What is Market Failure?
In a market where there is equilibrium, the resources are allocated in the best possible manner and there is 'allocative efficiency'. Allocative efficiency is when situation where Marginal cost is equal to Marginal revenue. However, this is not possible in the real world. Market failure exists when the resources are not allocated efficiently. Community surplus is not maximised and thus there is market failure. From a community's point of view, producer surplus is not equal to consumer surplus. Market failure is thus caused by
* Abuse of monopoly power
* Lack of public goods
* Under provision of merit goods
* Overprovision of demerit goods
* Environmental degradation
* Inequality in distribution of wealth
* Immobility of factors of production
* Problems of information
* Short termism
Externalities are a loss or gain in the welfare of one party resulting from an activity of another party, without there being any compensation for the losing party.

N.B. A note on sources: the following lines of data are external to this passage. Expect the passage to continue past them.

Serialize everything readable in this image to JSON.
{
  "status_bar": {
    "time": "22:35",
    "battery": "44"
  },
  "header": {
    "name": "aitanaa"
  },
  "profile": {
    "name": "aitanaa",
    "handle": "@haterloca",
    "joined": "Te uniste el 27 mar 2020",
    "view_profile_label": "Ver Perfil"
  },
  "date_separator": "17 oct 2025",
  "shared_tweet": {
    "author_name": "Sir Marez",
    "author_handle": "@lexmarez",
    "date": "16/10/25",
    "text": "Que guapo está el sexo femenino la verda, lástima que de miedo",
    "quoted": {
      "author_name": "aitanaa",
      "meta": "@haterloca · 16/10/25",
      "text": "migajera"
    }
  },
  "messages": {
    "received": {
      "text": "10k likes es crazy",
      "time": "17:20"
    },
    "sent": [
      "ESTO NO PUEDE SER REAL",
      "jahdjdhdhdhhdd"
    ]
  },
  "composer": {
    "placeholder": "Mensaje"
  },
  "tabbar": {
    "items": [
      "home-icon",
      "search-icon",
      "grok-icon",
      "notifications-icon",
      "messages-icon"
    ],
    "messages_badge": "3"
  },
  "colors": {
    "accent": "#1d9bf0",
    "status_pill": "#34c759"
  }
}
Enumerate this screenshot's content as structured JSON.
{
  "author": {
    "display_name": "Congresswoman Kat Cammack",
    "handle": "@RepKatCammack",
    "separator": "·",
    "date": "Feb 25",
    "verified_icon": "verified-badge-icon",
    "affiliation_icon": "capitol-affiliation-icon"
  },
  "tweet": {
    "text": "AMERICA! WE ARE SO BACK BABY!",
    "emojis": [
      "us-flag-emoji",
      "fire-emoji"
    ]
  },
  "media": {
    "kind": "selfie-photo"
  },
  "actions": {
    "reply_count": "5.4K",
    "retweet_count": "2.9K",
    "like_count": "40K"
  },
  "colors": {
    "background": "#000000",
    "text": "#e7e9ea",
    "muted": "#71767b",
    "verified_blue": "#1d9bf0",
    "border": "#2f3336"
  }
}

This activity can be due to consumption or production of a good or service. If the third party suffers due to this activity then it is known as negative externality. When the third party gains from this activity is it known as positive externality. Marginal Private Benefit is the benefit which is derived by private individuals in the consumption of a good or service. Marginal Private Cost is the cost of producing, specifically marginal costs, which are incurred by private individual while producing a good or service. Marginal Social Cost is the total cost to society as a whole for producing one further unit, or taking one further action, in an economy. This total cost of producing one extra unit of something is not simply the direct cost borne by the producer, but also must include the costs to the external environment and other stakeholders. The market demand and supply curves therefore reflect the MPB and MPC accruing to buyers and sellers. When there is no externality then the intersection MPB (demand) curve and MPC (supply) curve determine the equilibrium price. The price and quantity reflected at this point are ‘socially optimum’ level of production or consumption and the market is said to have allocative efficiency. i.e. MPC=MPB.
At this point the consumer surplus is equal to the producer surplus. However, this is usually not the case in real world. The production or consumption of goods and services do produce externalities and thus the concept of Marginal social benefits and Marginal social costs comes into being. MSB=MPB+Externality
Types of Externalities
Externalities can result either from consumption activities or from production activities There are four types of Externalities
1. Negative externality of Production
2. Negative externality of Consumption
3. Positive externality of Production
4. Positive externality of Consumption
Negative Production Externalities
Negative production externalities are the side-effects of production activities. As a result an individual or firm making a decision does not have to pay the full cost of the decision. Pollution created by firms due to production activities is an example of negative production externality. In an unregulated market, producers don't take responsibility for external costs that exist--these are passed on to society. Thus producers have lower marginal costs than they would otherwise have and the supply curve is effectively shifted down (to the right) of the supply curve that society faces. Because the supply curve is increased, more of the product is bought than the efficient amount--that is, too much of the product is produced and sold. Since marginal benefit is not equal to marginal cost, a deadweight welfare loss results.
The diagram illustrates negative production externality.
The supply curve given by MPC reflects the firm’s private costs of production and the marginal social cost curve given by MSC represents the full cost of production to society. The vertical difference between MPC and MSC represents negative externality. Therefore for each level of output, Q1, social costs given by MSC are greater than the firm’s private costs by the amount of externality. The optimal production quantity is Q*, but the negative externality results in production of Q1. The deadweight welfare loss is shown in blue. Corrective Negative Production externalities
In order to correct negative externality of production and to bring down the production to the optimal level, government can intervene through the following options: Legislation and regulations
Government can pass legislations to prevent or reduce the effects of production externalities. These legislations will lower the quantity of goods produced and bring it closer to the optimal quantity Q* by shifting the MPC curve upward towards the MSC curve. It might include legislations to * Limit the emission of pollutants by setting limits to the extent of pollutants produced by a firm. * Limit the production to a certain level.
* Force polluting units to install technologies which reduce emissions. Putting Taxes
Government may impose a tax on the firm either on per unit of production or per unit of pollutants emitted. These will lead to a shift of MPC curve upwards towards the MSC curve and thus reducing output and bringing it closer to socially optimal level i.e. Q*. The diagram below shows th...